**AIM OF THE TASK**
In the data below, which lines contain "count"? List them by copying each one.

**RAW DATA**
>>>>

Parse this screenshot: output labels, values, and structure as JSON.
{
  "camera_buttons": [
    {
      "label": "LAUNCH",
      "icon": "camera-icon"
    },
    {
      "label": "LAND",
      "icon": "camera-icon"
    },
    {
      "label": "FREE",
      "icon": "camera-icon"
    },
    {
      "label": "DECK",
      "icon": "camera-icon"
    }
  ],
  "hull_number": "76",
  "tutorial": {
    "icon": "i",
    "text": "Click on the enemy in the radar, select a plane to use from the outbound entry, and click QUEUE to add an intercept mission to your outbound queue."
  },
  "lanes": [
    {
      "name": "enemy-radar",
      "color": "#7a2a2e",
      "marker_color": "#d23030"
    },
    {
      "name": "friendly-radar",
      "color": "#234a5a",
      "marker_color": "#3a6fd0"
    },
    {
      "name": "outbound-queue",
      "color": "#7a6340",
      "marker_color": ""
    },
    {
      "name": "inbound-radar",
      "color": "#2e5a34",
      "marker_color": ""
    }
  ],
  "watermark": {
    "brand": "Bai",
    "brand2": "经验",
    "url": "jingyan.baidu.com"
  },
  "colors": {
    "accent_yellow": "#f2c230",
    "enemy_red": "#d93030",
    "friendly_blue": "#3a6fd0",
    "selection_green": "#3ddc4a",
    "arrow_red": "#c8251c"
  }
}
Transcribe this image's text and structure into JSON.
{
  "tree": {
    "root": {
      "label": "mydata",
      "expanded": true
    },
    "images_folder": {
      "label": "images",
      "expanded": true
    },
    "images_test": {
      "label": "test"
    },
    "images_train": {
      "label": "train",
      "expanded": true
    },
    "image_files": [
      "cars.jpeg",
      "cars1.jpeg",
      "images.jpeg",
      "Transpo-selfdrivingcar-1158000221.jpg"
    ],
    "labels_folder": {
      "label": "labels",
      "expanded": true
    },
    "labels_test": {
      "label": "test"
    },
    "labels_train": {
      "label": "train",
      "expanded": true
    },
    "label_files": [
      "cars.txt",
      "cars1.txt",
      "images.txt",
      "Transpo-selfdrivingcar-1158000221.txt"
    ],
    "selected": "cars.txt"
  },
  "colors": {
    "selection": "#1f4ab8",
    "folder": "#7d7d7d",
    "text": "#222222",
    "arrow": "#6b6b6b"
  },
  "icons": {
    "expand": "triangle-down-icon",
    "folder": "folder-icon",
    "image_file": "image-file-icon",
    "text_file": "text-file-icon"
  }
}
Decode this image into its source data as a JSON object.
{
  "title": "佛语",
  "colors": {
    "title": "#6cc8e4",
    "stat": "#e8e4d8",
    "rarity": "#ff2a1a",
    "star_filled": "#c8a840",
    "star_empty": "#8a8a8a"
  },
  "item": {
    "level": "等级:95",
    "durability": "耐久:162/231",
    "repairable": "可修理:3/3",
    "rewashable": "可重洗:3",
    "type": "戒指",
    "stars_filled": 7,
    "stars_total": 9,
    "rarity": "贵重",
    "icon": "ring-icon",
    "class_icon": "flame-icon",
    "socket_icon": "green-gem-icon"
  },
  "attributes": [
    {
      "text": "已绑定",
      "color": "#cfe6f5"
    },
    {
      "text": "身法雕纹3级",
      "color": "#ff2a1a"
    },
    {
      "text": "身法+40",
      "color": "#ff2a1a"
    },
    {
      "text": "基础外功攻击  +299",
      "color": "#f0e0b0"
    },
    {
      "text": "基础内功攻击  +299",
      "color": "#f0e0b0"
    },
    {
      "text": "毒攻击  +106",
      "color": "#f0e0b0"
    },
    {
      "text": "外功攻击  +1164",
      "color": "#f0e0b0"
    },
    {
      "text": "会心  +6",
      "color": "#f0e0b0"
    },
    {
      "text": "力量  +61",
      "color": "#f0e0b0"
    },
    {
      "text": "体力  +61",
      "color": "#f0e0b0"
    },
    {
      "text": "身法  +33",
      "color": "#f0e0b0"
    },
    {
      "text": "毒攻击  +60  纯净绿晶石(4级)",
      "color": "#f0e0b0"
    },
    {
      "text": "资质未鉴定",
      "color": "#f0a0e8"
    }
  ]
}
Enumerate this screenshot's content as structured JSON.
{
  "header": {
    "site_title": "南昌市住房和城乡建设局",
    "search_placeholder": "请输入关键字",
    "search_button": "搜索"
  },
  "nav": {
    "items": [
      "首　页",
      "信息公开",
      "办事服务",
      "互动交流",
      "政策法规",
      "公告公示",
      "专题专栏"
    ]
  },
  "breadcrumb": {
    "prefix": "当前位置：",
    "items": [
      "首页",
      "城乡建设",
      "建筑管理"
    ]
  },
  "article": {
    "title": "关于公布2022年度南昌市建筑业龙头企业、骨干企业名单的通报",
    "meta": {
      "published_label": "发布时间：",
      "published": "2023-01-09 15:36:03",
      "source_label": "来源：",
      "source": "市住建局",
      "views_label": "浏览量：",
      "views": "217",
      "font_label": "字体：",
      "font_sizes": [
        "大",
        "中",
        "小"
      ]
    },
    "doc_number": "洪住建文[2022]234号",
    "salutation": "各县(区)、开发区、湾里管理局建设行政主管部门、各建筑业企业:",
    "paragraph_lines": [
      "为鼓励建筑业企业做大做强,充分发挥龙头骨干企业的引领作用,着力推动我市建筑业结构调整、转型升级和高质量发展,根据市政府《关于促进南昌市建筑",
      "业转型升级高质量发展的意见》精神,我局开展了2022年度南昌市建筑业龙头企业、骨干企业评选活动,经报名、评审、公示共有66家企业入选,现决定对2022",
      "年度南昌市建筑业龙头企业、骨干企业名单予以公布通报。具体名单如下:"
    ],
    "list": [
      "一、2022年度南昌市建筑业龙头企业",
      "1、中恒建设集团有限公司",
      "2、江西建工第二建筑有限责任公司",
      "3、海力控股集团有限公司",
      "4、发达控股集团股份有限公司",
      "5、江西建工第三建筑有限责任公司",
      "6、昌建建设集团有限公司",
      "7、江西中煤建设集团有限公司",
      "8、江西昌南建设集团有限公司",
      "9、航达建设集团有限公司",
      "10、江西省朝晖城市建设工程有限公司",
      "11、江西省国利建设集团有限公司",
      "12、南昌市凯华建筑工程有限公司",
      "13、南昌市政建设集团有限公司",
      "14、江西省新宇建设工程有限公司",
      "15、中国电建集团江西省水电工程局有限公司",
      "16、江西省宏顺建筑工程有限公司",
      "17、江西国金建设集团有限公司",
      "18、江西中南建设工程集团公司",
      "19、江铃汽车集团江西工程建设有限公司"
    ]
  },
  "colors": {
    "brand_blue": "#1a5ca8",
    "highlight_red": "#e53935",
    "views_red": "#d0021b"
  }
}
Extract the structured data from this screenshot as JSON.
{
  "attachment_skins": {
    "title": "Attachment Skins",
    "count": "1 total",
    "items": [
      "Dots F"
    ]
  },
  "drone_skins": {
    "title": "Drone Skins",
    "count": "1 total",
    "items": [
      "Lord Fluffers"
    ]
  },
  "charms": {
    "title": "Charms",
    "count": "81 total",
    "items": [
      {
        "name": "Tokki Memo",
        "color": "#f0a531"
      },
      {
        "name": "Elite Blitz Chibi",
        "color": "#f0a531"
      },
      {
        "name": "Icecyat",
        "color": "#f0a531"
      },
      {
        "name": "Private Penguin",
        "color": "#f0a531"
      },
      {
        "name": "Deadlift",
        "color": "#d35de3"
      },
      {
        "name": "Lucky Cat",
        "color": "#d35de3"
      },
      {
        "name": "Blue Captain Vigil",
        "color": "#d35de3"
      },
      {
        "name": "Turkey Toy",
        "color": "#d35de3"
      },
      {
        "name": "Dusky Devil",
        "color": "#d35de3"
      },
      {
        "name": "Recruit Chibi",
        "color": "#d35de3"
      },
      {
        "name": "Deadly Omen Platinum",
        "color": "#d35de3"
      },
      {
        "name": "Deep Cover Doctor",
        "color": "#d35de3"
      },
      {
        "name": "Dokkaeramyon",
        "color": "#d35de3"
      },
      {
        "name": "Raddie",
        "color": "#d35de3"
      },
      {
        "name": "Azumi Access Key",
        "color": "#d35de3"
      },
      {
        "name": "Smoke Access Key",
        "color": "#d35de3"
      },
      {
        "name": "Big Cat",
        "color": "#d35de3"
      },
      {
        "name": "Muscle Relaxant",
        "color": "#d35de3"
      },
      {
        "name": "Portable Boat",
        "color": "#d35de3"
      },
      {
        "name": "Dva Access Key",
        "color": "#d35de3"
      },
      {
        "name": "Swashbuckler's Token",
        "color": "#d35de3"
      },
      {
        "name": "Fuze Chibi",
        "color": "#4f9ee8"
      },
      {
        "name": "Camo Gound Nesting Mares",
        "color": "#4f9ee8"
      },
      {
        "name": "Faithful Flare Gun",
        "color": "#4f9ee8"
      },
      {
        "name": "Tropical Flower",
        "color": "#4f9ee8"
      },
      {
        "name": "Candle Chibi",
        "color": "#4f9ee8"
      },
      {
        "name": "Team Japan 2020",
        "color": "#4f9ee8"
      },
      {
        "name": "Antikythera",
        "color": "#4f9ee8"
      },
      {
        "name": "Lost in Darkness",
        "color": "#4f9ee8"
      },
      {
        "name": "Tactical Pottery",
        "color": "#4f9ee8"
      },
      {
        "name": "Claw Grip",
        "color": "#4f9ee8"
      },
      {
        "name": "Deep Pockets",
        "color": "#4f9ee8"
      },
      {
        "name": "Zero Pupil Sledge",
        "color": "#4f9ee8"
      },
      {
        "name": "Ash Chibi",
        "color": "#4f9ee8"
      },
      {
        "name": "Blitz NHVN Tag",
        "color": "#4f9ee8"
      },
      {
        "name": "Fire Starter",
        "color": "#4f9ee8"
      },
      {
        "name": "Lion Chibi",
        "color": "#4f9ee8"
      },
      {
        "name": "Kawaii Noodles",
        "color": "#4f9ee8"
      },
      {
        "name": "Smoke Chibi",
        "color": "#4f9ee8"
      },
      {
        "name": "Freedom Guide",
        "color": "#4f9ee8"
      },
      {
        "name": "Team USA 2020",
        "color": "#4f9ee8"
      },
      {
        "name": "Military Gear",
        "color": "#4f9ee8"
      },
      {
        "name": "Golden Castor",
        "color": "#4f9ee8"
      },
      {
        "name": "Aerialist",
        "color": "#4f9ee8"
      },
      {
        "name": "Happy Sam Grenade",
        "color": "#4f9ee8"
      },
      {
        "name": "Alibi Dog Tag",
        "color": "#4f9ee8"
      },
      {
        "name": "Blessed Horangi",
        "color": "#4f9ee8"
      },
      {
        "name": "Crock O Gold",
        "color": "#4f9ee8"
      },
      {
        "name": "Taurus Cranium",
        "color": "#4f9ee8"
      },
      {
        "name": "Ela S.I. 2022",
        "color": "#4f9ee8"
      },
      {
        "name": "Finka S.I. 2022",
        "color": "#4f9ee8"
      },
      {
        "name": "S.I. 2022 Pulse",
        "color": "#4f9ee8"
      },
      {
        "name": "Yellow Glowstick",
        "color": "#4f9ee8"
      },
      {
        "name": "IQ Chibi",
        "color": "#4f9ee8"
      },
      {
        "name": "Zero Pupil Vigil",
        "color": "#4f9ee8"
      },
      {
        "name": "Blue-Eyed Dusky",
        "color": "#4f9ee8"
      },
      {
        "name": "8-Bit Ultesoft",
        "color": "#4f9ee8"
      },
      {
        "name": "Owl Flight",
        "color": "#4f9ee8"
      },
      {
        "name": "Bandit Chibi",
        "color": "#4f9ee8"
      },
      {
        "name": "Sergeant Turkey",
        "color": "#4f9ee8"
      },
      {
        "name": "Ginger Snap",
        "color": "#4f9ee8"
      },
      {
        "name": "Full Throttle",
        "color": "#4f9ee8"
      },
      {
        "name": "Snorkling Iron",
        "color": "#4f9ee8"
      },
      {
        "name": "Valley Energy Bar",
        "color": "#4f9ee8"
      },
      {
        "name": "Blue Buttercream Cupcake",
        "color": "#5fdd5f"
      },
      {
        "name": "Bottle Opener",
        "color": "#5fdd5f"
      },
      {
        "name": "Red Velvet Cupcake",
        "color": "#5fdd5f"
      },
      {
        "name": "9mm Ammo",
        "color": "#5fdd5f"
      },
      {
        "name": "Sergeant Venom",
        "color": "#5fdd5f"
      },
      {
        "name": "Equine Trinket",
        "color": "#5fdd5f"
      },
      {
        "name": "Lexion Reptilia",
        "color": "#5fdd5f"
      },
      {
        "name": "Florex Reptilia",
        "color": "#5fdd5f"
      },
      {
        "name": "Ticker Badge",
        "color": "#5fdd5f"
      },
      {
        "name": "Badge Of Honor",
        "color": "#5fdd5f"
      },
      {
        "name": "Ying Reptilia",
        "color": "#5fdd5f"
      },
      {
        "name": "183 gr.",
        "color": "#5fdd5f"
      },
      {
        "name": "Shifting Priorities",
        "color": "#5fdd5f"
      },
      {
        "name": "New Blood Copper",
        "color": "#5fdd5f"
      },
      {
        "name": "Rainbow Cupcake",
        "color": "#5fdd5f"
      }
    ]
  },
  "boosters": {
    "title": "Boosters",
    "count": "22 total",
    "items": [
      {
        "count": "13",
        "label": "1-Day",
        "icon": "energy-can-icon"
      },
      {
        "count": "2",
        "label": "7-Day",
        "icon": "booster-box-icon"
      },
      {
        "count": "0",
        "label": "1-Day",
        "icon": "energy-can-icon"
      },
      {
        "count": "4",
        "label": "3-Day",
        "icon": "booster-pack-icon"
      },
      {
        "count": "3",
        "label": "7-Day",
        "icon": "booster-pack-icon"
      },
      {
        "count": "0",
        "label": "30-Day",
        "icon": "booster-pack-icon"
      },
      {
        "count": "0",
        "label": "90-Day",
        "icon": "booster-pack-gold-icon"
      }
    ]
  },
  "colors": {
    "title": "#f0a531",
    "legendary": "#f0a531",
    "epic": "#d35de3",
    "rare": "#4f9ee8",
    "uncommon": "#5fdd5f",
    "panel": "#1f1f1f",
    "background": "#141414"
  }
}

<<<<

**WRITTEN SOLUTION**
    "count": "1 total",
    "count": "1 total",
    "count": "81 total",
    "count": "22 total",
        "count": "13",
        "count": "2",
        "count": "0",
        "count": "4",
        "count": "3",
        "count": "0",
        "count": "0",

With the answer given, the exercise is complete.